Whether you use them for cosplay or for theatrical productions, prop pistols are more than just costume accessories. Depending on the degree of fidelity, some may even require licenses especially in states such as Victoria. Although prop pistols are only replica guns and not real weapons, there can be concerns when you intend to carry the props in public.
As a general rule, anything that one markets specifically for children and clearly cannot be mistaken for a true firearm is usually safe. Queensland and Western Australia generally allow the sale of non-functioning replicas without a license, but this is not true of the rest of the country. Always check with the local authorities before considering an accurate pistol prop. The penalties for failing to comply with local ordinances can be very stiff.
Types of Props
Note that these rules apply to anything that looks like a weapon, including many science fiction replicas. This is one reason why many pistol props resemble flintlocks and other historical devices; it's much easier to make it clear that they are not in fact real firearms, but instead fall under the category of miscellaneous costume accessories.
Prop Pistol Materials
With the restrictions against accurate replicas, a large number of prop pistols are plastic. Not only is it light and easy to work with, but it minimises the chance it will be mistaken for the real thing. Metal is often a material in various toys like cap guns, which carry a bright orange tip so as not to be confused with real weapons.
Owning Replica Pistols
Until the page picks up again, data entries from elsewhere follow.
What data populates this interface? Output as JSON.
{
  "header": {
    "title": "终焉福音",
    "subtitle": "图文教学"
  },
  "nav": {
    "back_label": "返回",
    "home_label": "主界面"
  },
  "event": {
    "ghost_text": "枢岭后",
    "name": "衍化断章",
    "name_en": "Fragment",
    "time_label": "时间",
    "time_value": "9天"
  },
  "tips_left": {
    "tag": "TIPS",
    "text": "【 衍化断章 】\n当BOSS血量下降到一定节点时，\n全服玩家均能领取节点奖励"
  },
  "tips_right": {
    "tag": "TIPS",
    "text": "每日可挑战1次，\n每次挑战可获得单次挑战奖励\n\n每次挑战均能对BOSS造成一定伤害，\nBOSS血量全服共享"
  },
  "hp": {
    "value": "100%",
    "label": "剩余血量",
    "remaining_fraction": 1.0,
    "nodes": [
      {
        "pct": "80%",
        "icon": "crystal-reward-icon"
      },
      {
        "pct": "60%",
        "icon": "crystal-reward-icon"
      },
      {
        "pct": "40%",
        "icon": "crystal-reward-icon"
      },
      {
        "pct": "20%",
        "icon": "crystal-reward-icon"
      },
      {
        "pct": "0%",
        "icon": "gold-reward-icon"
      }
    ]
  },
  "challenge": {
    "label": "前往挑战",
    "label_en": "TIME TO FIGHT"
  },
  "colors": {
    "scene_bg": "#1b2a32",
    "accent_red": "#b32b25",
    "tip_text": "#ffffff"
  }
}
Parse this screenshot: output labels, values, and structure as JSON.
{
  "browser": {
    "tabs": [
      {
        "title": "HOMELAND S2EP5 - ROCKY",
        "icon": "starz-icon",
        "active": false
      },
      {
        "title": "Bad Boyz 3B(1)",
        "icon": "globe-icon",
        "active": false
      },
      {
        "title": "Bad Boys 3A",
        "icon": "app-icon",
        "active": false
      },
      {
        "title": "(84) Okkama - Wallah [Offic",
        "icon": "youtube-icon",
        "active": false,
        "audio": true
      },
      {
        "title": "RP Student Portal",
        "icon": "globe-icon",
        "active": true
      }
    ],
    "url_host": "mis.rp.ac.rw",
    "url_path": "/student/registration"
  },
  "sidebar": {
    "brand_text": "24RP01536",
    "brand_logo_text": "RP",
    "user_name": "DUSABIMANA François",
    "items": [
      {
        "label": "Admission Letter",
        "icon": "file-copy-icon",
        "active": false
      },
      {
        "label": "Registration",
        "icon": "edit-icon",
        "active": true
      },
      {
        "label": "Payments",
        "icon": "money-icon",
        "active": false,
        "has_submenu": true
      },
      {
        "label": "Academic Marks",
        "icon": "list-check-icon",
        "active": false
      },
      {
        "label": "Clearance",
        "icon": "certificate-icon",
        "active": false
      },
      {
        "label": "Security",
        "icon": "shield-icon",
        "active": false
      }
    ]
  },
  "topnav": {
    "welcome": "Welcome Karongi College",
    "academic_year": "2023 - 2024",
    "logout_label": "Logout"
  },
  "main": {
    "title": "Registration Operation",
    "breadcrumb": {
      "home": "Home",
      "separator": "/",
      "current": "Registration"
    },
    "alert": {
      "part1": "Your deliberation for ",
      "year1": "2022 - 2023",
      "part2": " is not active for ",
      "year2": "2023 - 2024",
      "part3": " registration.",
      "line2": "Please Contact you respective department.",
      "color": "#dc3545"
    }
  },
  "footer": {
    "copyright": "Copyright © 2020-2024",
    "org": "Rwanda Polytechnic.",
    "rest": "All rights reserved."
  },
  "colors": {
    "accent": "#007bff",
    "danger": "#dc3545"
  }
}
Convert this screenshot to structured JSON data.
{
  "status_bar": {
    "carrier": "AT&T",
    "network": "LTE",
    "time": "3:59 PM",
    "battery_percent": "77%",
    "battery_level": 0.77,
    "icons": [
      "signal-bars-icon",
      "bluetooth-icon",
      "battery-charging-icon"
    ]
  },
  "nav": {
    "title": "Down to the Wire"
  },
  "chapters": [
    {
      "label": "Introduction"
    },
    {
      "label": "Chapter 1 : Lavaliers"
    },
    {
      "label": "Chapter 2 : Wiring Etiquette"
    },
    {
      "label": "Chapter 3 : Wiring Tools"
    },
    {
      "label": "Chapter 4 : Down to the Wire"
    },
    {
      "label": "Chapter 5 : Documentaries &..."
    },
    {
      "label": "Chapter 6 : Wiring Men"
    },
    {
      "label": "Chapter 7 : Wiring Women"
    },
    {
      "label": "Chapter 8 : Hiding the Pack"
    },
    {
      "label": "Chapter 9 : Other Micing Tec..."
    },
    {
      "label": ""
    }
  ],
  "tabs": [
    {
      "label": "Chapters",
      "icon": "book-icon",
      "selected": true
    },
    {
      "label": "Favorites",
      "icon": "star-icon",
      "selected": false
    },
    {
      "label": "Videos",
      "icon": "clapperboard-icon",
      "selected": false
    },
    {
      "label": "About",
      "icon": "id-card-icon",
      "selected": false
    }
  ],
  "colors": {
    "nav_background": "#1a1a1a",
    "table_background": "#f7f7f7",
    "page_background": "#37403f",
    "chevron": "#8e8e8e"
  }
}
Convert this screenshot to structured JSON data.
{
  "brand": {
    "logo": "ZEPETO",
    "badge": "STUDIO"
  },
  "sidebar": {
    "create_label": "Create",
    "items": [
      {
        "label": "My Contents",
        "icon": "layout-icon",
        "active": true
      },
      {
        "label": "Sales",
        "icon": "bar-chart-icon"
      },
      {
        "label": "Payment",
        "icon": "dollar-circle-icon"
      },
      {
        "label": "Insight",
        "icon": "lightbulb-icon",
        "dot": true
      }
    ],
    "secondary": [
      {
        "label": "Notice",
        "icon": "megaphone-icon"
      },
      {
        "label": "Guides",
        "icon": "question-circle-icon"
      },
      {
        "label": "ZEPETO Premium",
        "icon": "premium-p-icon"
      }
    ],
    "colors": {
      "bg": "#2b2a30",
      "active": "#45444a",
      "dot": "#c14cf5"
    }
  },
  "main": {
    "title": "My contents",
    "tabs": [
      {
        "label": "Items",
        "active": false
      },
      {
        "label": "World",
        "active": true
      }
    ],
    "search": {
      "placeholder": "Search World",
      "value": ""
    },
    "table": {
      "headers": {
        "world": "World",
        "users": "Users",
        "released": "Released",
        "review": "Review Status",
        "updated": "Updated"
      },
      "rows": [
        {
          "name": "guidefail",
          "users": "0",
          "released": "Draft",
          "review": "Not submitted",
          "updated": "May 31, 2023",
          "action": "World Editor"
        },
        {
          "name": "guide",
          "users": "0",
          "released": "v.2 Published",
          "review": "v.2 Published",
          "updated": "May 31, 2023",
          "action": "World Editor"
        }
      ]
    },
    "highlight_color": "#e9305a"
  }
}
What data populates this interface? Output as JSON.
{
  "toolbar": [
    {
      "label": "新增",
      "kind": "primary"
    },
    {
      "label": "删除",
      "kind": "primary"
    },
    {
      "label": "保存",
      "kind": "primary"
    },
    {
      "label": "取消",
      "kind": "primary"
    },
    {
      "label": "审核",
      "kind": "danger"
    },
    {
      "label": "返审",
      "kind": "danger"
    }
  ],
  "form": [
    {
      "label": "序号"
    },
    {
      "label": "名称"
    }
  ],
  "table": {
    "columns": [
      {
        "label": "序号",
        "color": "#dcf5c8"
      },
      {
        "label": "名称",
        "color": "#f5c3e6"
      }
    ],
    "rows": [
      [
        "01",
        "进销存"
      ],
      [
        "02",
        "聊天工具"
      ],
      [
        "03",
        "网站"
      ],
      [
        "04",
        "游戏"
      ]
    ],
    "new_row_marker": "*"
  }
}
One of the most important things to remember about replica pistols is that the more they resemble a real weapon the more you have to treat them as one. Many jurisdictions require safe storage as well as ownership permits, and public display is usually prohibited. Take the time to learn your responsibilities with any replica.